Natural theology is that branch of theology, also known as physicotheology, based on seeking evidence for God in the natural world. It played an important role, especially in the eighteenth and first half of the nineteenth centuries (prior to the publication of Darwin's Origin of Species), in the debate over pluralism.

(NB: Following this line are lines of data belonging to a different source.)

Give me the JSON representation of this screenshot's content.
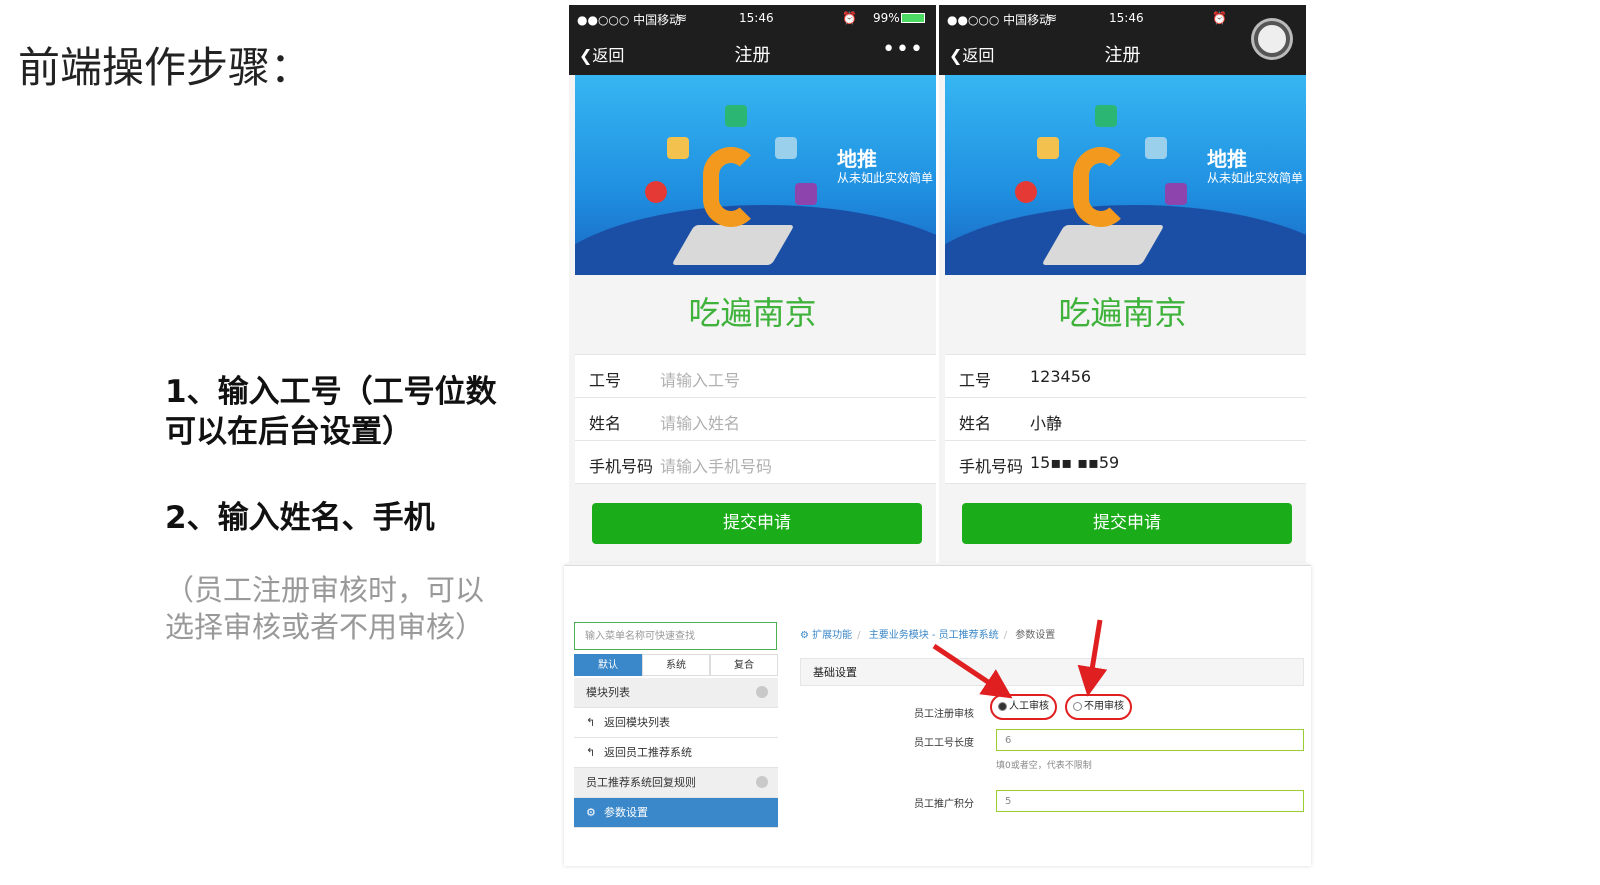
{
  "slide": {
    "title": "前端操作步骤：",
    "step1": "1、输入工号（工号位数可以在后台设置）",
    "step2": "2、输入姓名、手机",
    "note": "（员工注册审核时，可以选择审核或者不用审核）"
  },
  "phones": [
    {
      "status": {
        "carrier": "●●○○○ 中国移动",
        "time": "15:46",
        "battery": "99%"
      },
      "nav": {
        "back": "返回",
        "title": "注册",
        "more": "•••"
      },
      "banner": {
        "headline": "地推",
        "sub": "从未如此实效简单"
      },
      "brand": "吃遍南京",
      "fields": [
        {
          "label": "工号",
          "value": "请输入工号",
          "placeholder": true
        },
        {
          "label": "姓名",
          "value": "请输入姓名",
          "placeholder": true
        },
        {
          "label": "手机号码",
          "value": "请输入手机号码",
          "placeholder": true
        }
      ],
      "submit": "提交申请"
    },
    {
      "status": {
        "carrier": "●●○○○ 中国移动",
        "time": "15:46"
      },
      "nav": {
        "back": "返回",
        "title": "注册"
      },
      "banner": {
        "headline": "地推",
        "sub": "从未如此实效简单"
      },
      "brand": "吃遍南京",
      "fields": [
        {
          "label": "工号",
          "value": "123456",
          "placeholder": false
        },
        {
          "label": "姓名",
          "value": "小静",
          "placeholder": false
        },
        {
          "label": "手机号码",
          "value": "15▪▪  ▪▪59",
          "placeholder": false
        }
      ],
      "submit": "提交申请"
    }
  ],
  "admin": {
    "search_placeholder": "输入菜单名称可快速查找",
    "tabs": [
      "默认",
      "系统",
      "复合"
    ],
    "menu": [
      {
        "label": "模块列表",
        "type": "group"
      },
      {
        "label": "返回模块列表",
        "type": "link"
      },
      {
        "label": "返回员工推荐系统",
        "type": "link"
      },
      {
        "label": "员工推荐系统回复规则",
        "type": "group"
      },
      {
        "label": "参数设置",
        "type": "active"
      }
    ],
    "breadcrumb": [
      "扩展功能",
      "主要业务模块 - 员工推荐系统",
      "参数设置"
    ],
    "section": "基础设置",
    "fields": {
      "review_label": "员工注册审核",
      "review_options": [
        "人工审核",
        "不用审核"
      ],
      "review_selected": "人工审核",
      "length_label": "员工工号长度",
      "length_value": "6",
      "length_hint": "填0或者空，代表不限制",
      "points_label": "员工推广积分",
      "points_value": "5"
    }
  },
  "colors": {
    "wechat_green": "#1aad19",
    "brand_green": "#3fb23c",
    "admin_blue": "#3a87c9",
    "arrow_red": "#e02020"
  }
}
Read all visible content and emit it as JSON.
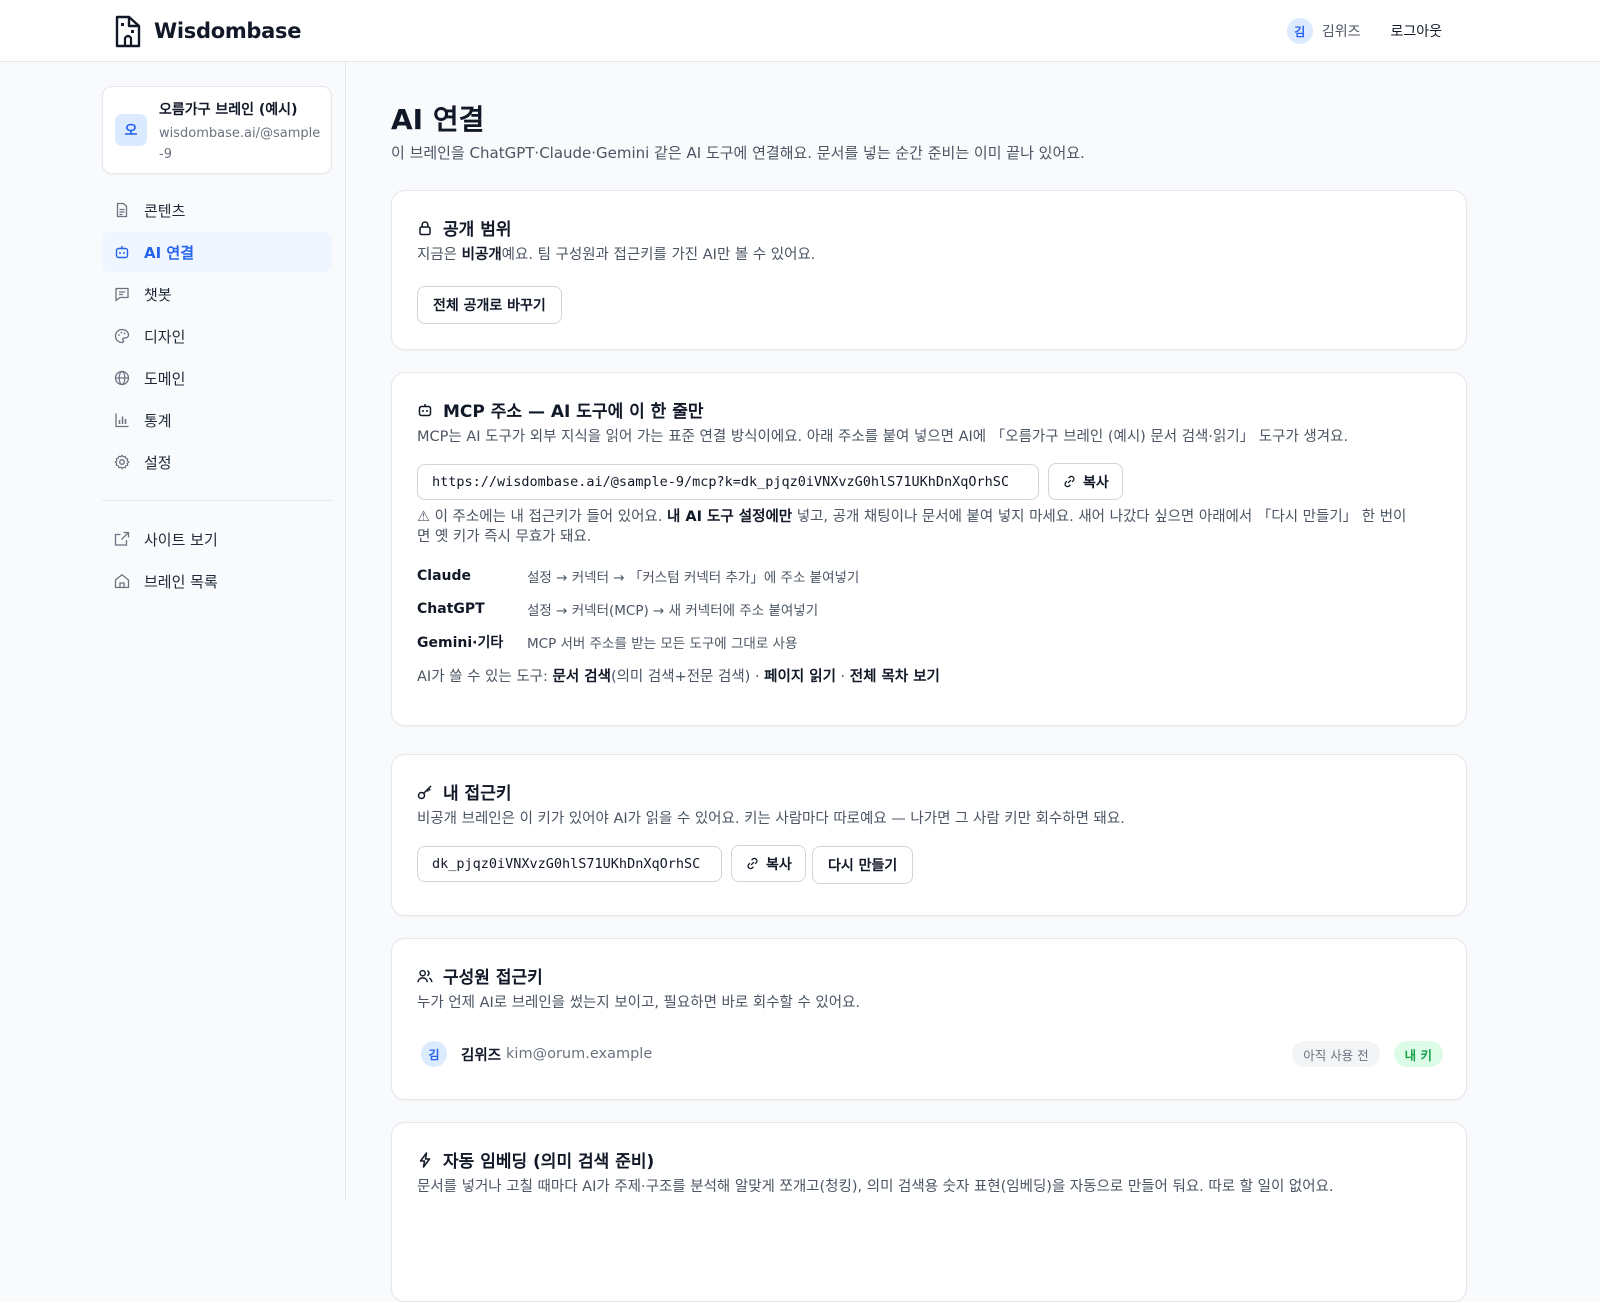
{
  "header": {
    "brand": "Wisdombase",
    "user_initial": "김",
    "user_name": "김위즈",
    "logout_label": "로그아웃"
  },
  "sidebar": {
    "brain": {
      "initial": "오",
      "name": "오름가구 브레인 (예시)",
      "url": "wisdombase.ai/@sample-9"
    },
    "items": [
      {
        "label": "콘텐츠",
        "icon": "document-icon"
      },
      {
        "label": "AI 연결",
        "icon": "robot-icon",
        "active": true
      },
      {
        "label": "챗봇",
        "icon": "chat-icon"
      },
      {
        "label": "디자인",
        "icon": "palette-icon"
      },
      {
        "label": "도메인",
        "icon": "globe-icon"
      },
      {
        "label": "통계",
        "icon": "bar-chart-icon"
      },
      {
        "label": "설정",
        "icon": "gear-icon"
      }
    ],
    "links": [
      {
        "label": "사이트 보기",
        "icon": "external-link-icon"
      },
      {
        "label": "브레인 목록",
        "icon": "home-icon"
      }
    ]
  },
  "main": {
    "title": "AI 연결",
    "description": "이 브레인을 ChatGPT·Claude·Gemini 같은 AI 도구에 연결해요. 문서를 넣는 순간 준비는 이미 끝나 있어요.",
    "visibility": {
      "title": "공개 범위",
      "desc_before": "지금은 ",
      "desc_bold": "비공개",
      "desc_after": "예요. 팀 구성원과 접근키를 가진 AI만 볼 수 있어요.",
      "button": "전체 공개로 바꾸기"
    },
    "mcp": {
      "title": "MCP 주소 — AI 도구에 이 한 줄만",
      "desc": "MCP는 AI 도구가 외부 지식을 읽어 가는 표준 연결 방식이에요. 아래 주소를 붙여 넣으면 AI에 「오름가구 브레인 (예시) 문서 검색·읽기」 도구가 생겨요.",
      "url": "https://wisdombase.ai/@sample-9/mcp?k=dk_pjqz0iVNXvzG0hlS71UKhDnXqOrhSC",
      "copy_label": "복사",
      "warn_before": "⚠ 이 주소에는 내 접근키가 들어 있어요. ",
      "warn_bold": "내 AI 도구 설정에만",
      "warn_after": " 넣고, 공개 채팅이나 문서에 붙여 넣지 마세요. 새어 나갔다 싶으면 아래에서 「다시 만들기」 한 번이면 옛 키가 즉시 무효가 돼요.",
      "tools": [
        {
          "name": "Claude",
          "desc": "설정 → 커넥터 → 「커스텀 커넥터 추가」에 주소 붙여넣기"
        },
        {
          "name": "ChatGPT",
          "desc": "설정 → 커넥터(MCP) → 새 커넥터에 주소 붙여넣기"
        },
        {
          "name": "Gemini·기타",
          "desc": "MCP 서버 주소를 받는 모든 도구에 그대로 사용"
        }
      ],
      "available_prefix": "AI가 쓸 수 있는 도구: ",
      "available_1": "문서 검색",
      "available_1_note": "(의미 검색+전문 검색)",
      "sep": " · ",
      "available_2": "페이지 읽기",
      "available_3": "전체 목차 보기"
    },
    "key": {
      "title": "내 접근키",
      "desc": "비공개 브레인은 이 키가 있어야 AI가 읽을 수 있어요. 키는 사람마다 따로예요 — 나가면 그 사람 키만 회수하면 돼요.",
      "value": "dk_pjqz0iVNXvzG0hlS71UKhDnXqOrhSC",
      "copy_label": "복사",
      "regen_label": "다시 만들기"
    },
    "members": {
      "title": "구성원 접근키",
      "desc": "누가 언제 AI로 브레인을 썼는지 보이고, 필요하면 바로 회수할 수 있어요.",
      "list": [
        {
          "initial": "김",
          "name": "김위즈",
          "email": "kim@orum.example",
          "status": "아직 사용 전",
          "tag": "내 키"
        }
      ]
    },
    "embedding": {
      "title": "자동 임베딩 (의미 검색 준비)",
      "desc": "문서를 넣거나 고칠 때마다 AI가 주제·구조를 분석해 알맞게 쪼개고(청킹), 의미 검색용 숫자 표현(임베딩)을 자동으로 만들어 둬요. 따로 할 일이 없어요."
    }
  },
  "colors": {
    "accent": "#2563eb",
    "accent_bg": "#eff6ff",
    "success": "#16a34a"
  }
}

Supporters of natural theology maintained that the existence of life and, in particular, intelligent life on other worlds, should be taken as evidence of God's omnipotence and generosity (see teleology). They sought to allay fears from religious traditionalists that pluralism undermined the view that God and man had a special relationship. But although natural theology was successful in persuading many of its case for a God of the universe, it ran into problems in explaining how an incarnated redeemer – Jesus – could act to save souls throughout the cosmos (see incarnation and redemption). Among the principal advocates of natural theology were Johann Bode, David Brewster, Thomas Chalmers, William Derham, William Herschel, Johann Lambert, Johann Schröter, Emanuel Swedenborg, and Thomas Wright. Among those who combined natural theology with an antipluralist viewpoint was William Whewell.